Tuesday, 12 January 2010
Monday, 11 January 2010
Sunday, 10 January 2010
So you have thought about your values. You have selected the five most important values. Now take some time to think over you values. Use the following questions to help you think through them. This process will help you to think about how you can live out these values but also the ways that you might fail to live out these values. Just because we have values does not necessarily mean we will demonstrate them. Knowing your values and just how to demonstrate them is on of the most important things for you to learn about yourself.
Value How can I best do it? How might I fail to do it? 1. 2. 3. 4. 5.
How can I best do it?
How might I fail to do it?
Saturday, 9 January 2010
Personal (and work) values – please do add your own if needed

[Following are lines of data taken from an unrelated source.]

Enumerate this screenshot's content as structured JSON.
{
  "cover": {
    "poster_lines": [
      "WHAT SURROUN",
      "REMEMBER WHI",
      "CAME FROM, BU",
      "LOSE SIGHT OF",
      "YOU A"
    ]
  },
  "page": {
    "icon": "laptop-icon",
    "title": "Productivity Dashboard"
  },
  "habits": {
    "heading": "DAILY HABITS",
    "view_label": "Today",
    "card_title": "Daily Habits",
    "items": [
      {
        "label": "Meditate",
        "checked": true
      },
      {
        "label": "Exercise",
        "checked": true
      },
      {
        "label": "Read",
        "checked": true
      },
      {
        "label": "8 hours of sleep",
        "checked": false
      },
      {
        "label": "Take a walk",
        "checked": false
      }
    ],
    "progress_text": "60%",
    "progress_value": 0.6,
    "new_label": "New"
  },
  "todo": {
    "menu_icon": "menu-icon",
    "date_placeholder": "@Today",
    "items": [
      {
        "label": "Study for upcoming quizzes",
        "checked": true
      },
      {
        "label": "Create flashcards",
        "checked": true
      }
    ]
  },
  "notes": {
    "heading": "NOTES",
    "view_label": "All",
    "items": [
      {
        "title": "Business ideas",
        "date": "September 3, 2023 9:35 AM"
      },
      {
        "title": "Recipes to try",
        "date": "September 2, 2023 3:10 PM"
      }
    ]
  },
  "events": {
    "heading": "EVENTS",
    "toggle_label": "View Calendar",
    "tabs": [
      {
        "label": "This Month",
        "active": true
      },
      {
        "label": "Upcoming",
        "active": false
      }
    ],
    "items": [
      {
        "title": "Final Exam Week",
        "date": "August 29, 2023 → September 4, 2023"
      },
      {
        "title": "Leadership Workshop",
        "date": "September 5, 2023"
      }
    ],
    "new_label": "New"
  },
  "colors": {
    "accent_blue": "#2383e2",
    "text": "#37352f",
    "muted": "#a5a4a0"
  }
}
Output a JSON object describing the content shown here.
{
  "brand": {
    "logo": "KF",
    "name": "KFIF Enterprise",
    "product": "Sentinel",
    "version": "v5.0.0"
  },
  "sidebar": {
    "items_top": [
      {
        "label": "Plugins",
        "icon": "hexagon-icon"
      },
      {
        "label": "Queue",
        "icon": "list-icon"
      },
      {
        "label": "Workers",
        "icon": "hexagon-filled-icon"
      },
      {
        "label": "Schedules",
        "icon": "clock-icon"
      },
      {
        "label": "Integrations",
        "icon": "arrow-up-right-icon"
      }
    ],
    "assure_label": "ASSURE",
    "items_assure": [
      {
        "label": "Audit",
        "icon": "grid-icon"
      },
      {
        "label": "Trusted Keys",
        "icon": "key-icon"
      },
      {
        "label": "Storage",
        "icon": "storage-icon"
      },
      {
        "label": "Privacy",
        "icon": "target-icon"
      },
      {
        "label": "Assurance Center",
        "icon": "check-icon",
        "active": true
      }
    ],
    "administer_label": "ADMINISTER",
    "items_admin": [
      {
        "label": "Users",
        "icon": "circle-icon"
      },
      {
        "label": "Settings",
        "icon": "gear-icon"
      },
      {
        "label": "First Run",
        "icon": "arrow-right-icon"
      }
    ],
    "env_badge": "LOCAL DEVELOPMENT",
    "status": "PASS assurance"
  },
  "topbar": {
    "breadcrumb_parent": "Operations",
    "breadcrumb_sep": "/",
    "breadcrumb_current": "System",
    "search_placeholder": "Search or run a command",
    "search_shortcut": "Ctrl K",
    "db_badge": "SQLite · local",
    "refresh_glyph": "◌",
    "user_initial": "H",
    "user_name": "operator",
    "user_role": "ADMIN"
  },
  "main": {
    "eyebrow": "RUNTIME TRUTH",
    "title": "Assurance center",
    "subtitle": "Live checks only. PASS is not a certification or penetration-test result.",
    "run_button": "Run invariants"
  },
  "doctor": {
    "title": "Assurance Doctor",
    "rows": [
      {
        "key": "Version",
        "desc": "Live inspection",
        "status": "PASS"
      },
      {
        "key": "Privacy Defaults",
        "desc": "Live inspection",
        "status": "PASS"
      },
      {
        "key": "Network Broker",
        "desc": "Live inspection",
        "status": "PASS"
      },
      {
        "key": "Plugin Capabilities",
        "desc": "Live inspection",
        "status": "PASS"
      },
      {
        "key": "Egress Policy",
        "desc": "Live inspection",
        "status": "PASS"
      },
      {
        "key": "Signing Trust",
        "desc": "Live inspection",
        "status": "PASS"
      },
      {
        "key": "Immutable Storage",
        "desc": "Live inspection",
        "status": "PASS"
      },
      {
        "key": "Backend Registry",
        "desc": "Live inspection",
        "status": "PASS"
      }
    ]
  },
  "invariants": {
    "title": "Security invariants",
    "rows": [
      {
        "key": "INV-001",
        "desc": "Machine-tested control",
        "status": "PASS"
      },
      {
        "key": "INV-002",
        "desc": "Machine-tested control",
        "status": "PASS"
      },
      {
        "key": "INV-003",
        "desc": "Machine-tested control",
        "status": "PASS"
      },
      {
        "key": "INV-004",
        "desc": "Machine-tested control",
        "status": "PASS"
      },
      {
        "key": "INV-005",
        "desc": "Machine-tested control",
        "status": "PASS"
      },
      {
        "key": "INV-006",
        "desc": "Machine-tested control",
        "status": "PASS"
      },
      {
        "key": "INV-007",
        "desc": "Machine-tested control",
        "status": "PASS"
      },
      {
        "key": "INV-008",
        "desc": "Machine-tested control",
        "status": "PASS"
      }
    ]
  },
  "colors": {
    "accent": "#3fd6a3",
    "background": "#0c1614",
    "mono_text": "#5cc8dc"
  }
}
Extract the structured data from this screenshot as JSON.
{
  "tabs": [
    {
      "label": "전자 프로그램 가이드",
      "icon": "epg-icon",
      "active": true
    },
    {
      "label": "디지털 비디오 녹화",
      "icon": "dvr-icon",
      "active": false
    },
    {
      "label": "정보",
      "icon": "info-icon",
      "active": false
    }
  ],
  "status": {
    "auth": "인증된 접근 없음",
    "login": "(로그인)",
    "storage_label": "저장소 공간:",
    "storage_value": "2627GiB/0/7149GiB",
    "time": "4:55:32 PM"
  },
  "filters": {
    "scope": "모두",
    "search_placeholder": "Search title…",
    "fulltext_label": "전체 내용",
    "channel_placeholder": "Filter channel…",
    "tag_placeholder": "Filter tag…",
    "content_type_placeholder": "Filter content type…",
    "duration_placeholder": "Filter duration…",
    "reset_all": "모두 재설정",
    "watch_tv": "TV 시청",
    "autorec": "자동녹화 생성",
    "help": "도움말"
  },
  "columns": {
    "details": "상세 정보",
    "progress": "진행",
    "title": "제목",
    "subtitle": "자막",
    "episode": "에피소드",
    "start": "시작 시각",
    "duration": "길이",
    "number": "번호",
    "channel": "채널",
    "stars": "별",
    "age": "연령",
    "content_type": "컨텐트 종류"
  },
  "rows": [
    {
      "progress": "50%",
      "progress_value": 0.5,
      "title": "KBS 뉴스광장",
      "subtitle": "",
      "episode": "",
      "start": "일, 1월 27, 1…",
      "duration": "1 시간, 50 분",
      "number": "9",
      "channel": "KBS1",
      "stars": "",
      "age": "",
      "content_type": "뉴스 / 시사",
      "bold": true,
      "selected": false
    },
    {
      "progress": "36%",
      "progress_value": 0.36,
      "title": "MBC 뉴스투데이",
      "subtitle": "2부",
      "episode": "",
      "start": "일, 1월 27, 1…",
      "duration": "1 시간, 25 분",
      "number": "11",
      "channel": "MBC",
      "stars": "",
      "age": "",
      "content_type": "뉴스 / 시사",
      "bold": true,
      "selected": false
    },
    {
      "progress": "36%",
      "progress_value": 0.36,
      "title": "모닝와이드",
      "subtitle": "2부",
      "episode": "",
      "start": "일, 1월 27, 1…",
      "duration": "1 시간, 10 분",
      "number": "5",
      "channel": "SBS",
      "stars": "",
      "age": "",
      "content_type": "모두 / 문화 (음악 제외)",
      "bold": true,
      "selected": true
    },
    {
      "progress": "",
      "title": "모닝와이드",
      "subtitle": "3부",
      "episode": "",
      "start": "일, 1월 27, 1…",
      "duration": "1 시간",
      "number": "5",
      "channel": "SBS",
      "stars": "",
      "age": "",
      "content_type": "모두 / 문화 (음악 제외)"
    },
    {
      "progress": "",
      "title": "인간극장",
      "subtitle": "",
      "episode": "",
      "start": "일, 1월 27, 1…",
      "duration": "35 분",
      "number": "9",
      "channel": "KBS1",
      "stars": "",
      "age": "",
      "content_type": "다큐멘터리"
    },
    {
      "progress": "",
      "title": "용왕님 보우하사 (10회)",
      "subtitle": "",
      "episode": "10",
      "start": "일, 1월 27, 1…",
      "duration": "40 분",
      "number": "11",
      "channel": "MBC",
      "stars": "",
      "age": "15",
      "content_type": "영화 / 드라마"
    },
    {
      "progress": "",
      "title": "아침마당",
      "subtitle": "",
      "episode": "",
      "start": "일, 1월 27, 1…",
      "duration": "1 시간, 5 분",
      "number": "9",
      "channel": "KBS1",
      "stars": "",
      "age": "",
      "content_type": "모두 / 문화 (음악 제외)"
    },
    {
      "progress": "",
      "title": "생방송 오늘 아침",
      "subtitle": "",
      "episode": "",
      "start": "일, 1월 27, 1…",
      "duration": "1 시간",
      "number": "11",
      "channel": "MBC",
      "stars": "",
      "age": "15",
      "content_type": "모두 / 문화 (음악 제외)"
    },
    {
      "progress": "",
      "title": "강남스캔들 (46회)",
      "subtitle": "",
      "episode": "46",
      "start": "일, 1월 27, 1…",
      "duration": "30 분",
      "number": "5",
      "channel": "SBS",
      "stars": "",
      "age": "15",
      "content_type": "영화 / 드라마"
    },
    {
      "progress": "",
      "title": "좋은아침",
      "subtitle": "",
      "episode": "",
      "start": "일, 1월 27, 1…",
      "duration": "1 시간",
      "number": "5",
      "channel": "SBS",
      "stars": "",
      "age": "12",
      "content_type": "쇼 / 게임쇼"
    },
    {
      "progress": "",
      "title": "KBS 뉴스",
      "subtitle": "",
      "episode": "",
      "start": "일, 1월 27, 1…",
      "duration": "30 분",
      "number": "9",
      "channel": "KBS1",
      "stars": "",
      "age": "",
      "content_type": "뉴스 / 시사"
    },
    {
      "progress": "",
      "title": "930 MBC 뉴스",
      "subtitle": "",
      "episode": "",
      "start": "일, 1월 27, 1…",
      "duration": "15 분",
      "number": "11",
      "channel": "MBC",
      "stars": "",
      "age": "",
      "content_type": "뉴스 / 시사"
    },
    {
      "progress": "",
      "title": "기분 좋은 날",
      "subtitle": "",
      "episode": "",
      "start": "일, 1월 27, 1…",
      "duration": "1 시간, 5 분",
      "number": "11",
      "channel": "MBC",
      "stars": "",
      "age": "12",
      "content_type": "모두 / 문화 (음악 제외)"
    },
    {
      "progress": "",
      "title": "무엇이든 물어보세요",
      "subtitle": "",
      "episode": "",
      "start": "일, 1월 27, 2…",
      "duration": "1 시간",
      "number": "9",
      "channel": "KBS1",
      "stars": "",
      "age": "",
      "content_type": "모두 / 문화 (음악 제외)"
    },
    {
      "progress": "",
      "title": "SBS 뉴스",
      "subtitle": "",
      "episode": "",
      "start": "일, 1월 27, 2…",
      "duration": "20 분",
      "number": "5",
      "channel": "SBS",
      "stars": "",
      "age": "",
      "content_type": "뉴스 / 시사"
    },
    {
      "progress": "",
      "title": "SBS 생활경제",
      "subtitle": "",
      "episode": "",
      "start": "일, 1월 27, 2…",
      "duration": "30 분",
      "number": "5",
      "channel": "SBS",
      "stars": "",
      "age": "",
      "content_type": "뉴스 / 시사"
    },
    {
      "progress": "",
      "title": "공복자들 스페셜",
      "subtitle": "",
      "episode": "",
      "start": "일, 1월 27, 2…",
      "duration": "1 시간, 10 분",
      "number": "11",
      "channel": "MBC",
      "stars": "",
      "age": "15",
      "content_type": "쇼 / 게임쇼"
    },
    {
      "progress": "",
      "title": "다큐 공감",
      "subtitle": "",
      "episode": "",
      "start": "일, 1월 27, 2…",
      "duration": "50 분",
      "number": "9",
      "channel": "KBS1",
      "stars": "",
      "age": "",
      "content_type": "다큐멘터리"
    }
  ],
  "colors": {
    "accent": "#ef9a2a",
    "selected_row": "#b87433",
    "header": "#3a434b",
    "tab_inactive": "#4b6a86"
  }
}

Achievement Advancement/ promotion Adventure Affection
Arts Beauty Challenging problems Change and variety
Cleanliness/ ordered Close relationships Community Competence
Competition Concern for others Cooperation Country (patriotism)
Creativity Decisiveness Democracy (Having) Disciplined
Ecological awareness Economic security Effectiveness Ethical practice
Excitement Faith Fame Family
Fast living Financial gain Freedom Friendships
Fun Growth Hard work Helping others
Honesty Humility Independence Influencing others
Inner harmony Integrity Intellect Involvement
Job tranquillity Justice Knowledge Leadership
Location Loyalty Meaningful work Nature
Keeping good company Order (stability) Peace (non-violent) Personaldevelopment
Physical challenge Pleasure Privacy Public service
Punctuality Purity Quality relationships Recognition
Respect for others Self respect Serving others Solitude
Status Teamwork Time freedom Tolerance
Truth Work under pressure
I think mine would have to be (in order): Faith, Quality relationships, arts, physical challenge and fun.
Friday, 8 January 2010
Thursday, 7 January 2010
We all connect with God in our own way, how do you? There are many different ways, this is a brief overview. John Ortberg in his book ‘God is closer than you think’ says, “Our individual uniqueness means we will all experience God’s presence and learn to relate to him in different ways. A spiritual pathway has to do with the way we most naturally sense God’s presence and experience spiritual growth. We all have at least one pathway that comes most naturally to us. We also have one or two that are the most unnatural and require a lot of stretching for us to pursue.”
He outlines seven different spiritual pathways and they are as follows:
Intellectual Pathway: People on the intellectual pathway draw closer to God as they learn more about Him. When there is singing at church, you may be looking at your watch waiting for the sermon to begin.
Prime example: Paul. The road to his heart ran through his head.
Relational Pathway: People who follow the relational pathway find that they have a deep sense of God’s presence when they’re involved in significant relationships.
Prime example: Peter. He came to Jesus with others.
Serving pathway: On the serving pathway people find that God’s presence seems most tangible when they are involved in helping others.
Prime example: Mother Teresa. She is quoted as saying the primary reason she served was not out of obligation or that it was something she was supposed to do, but that it brought her joy.
Worship pathway: For people on the worship pathway, something deep inside then feels released when praise and adoration are given voice.
Prime example: King David. He wrote psalms and poetry to God. He played instruments beautifully. He danced.
Activist pathway: If you have an activist pathway, challenges don’t discourage you; they energise you.
Prime example: Nehemiah. When he hears his beloved Jerusalem has fallen, he is upset and wants to act.
Contemplative pathway: If you have a contemplative pathway, you love large blocks of uninterrupted time alone.
Prime example: Apostle John. He was known to be one who loved to bask in adoration of God.
Creation pathway: For people on the creation pathway, there is something deeply life-giving and God-breathed about nature.
Prime example: Jesus. He often withdrew to spend time alone in nature, by a lake or up a mountain.